By April Ryder | Published

If you love live-action video game adaptations, then you have to take the time to check out the very first one. Released at the Tokyo International Fantastic Film Festival in 1988, Mirai Ninja or Cyber Ninja (in the United States) opened the door for progression in a realm that has become a popular interest for many moviegoers today. 

Based On The Namco Arcade Game

The world may never have had the live-action Super Mario Bros. movie of the ’90s, the Mortal Kombat movies, or the Resident Evil flicks if Mirai Ninja never hit the screen. Of course, it was a direct-to-video release, so there was no theater time for this Namco-backed B-movie. 

Low-Budget Ninja Action

Directed by renowned visual artist Keita Amemiya, Mirai Ninja is a low-budget, wacky action flick about a future time where war is being waged between humans and cyborgs. An elite enemy cyber ninja who wishes to take back his humanity defects and sets out to help the royal family save their princess from becoming a cyborg sacrifice. 

Save The Princess

The human resistance army sends in a small band of soldiers to assist, and one of them is a young soldier with a mission to avenge his brother’s death at the hands of the robots. After many battles and losses in the fight to reach the enemy castle, the movie reveals that the defective cyber ninja is the remnants of the young soldier’s dead brother. 

The main mission now is to get to the castle and rescue the princess before the resistance army takes matters into their own hands, firing a super cannon at the target. Blowing the place up is the only way to ensure the cyborgs can’t move forward with their evil plans.

Low-Budget Only Adds To The Charm

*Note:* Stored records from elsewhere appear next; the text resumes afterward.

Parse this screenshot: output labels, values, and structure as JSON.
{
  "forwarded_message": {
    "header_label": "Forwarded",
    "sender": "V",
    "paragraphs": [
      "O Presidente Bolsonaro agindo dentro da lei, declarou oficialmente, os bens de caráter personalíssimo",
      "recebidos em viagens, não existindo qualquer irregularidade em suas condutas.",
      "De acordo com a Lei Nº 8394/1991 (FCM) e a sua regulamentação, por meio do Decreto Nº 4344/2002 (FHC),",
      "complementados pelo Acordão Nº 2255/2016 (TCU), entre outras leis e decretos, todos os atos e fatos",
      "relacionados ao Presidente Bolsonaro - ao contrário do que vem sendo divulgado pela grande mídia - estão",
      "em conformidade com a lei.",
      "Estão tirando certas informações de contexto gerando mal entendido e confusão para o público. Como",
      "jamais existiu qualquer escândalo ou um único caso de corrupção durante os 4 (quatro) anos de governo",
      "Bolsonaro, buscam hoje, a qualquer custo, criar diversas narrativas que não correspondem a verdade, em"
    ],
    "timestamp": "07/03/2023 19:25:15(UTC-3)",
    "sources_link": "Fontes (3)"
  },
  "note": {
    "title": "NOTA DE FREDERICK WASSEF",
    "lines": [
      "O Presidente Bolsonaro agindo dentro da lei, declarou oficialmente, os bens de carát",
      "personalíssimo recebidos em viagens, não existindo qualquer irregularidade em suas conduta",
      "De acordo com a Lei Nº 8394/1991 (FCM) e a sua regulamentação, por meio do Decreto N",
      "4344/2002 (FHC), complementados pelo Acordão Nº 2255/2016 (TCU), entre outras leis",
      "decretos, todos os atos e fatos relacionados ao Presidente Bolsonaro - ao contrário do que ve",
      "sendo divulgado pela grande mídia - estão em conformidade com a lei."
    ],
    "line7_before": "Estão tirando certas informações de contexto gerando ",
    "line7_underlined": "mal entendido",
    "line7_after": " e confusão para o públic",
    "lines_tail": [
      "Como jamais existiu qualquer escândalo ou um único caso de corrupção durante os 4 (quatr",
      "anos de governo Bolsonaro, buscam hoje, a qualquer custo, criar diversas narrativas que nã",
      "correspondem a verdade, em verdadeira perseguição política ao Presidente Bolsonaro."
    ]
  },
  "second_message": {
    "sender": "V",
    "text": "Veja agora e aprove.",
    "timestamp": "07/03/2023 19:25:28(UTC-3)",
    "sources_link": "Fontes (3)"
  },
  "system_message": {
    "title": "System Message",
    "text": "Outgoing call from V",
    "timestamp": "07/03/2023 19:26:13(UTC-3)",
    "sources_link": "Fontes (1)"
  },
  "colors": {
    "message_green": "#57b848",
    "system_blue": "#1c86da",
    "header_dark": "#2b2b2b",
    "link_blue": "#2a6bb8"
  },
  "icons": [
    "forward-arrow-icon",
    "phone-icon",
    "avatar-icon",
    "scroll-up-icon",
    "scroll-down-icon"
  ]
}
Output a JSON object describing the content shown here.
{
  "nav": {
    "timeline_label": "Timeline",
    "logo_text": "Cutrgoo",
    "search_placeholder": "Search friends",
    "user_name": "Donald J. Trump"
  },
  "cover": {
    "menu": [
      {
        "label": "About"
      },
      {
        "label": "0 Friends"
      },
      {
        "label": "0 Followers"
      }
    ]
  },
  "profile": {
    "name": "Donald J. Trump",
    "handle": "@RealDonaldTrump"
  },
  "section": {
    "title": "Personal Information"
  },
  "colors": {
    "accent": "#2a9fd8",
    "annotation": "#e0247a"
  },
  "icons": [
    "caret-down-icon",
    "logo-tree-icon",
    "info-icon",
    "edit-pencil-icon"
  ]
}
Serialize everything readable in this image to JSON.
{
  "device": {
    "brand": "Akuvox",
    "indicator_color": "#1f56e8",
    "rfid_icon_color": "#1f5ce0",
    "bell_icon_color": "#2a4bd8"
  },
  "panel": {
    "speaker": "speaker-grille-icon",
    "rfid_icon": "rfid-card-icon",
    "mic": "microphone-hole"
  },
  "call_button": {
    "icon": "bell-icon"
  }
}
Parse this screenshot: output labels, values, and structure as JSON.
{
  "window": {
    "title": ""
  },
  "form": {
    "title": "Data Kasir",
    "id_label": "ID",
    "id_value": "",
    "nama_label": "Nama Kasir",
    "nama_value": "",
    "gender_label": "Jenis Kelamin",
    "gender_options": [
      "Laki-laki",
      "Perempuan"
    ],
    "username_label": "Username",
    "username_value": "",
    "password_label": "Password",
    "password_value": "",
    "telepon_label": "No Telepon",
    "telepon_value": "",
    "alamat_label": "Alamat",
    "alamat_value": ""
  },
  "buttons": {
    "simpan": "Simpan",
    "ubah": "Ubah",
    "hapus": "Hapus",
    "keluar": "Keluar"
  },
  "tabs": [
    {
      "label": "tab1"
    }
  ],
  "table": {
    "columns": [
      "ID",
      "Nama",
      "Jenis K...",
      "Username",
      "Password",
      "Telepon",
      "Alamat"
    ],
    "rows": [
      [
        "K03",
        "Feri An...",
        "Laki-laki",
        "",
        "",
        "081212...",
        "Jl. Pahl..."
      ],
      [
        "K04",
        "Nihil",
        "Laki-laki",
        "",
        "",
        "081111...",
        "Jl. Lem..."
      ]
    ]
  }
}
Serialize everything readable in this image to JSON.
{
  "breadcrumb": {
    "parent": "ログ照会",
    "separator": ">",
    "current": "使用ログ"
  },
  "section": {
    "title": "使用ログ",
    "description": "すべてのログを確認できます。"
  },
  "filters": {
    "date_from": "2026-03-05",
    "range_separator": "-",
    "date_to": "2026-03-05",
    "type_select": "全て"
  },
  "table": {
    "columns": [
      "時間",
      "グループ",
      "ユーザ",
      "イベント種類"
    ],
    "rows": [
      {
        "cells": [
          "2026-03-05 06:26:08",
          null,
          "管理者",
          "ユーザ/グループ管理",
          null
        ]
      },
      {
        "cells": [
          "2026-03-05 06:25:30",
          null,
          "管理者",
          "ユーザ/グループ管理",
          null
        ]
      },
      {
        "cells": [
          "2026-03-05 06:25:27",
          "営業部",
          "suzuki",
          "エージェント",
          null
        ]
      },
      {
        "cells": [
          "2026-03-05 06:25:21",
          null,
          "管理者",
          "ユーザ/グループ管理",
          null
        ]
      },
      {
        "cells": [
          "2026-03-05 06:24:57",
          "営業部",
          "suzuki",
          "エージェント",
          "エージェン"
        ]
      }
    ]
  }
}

The low budget of Mirai Ninja didn’t dissuade Keita Amemiya from injecting his own flavor into the movie’s final mix. The film is silly with the nostalgic DIY quality of movies like Evil Dead and El Mariachi. Nevertheless, Amemiya was committed to telling the story and making it fun to watch. 

The acting performances may be a bit on the absurd side, but they were genuine. The sword-fighting in Mirai Ninja was much better than one might expect and well-choreographed. You also get quality laser light shows and explosions added to the mix during a fight to boost the excitement. 

Amazing Combination Of Everything Nerds Love

Mirai Ninja has a pinch of Full Metal Alchemist, mixed with the Power Rangers (live-action flick of the ‘90s) and Star Wars. If you want nostalgia and pure, unadulterated childhood delight, this movie will not let you down. 

However, it won no awards for technical quality or dramatic impact. One critic openly wrote that Mirai Ninja “does not reach the level of Star Wars as promised by promotional materials,” but does ANY movie really reach the level of Star Wars? That’s a high bar to set for the very first live-action game adaptation. 

One fan spoke of Mirai Ninja, saying that the movie “has a story, it tells it in 75 minutes, there’s violence, and robots, and demons, and then it ends.”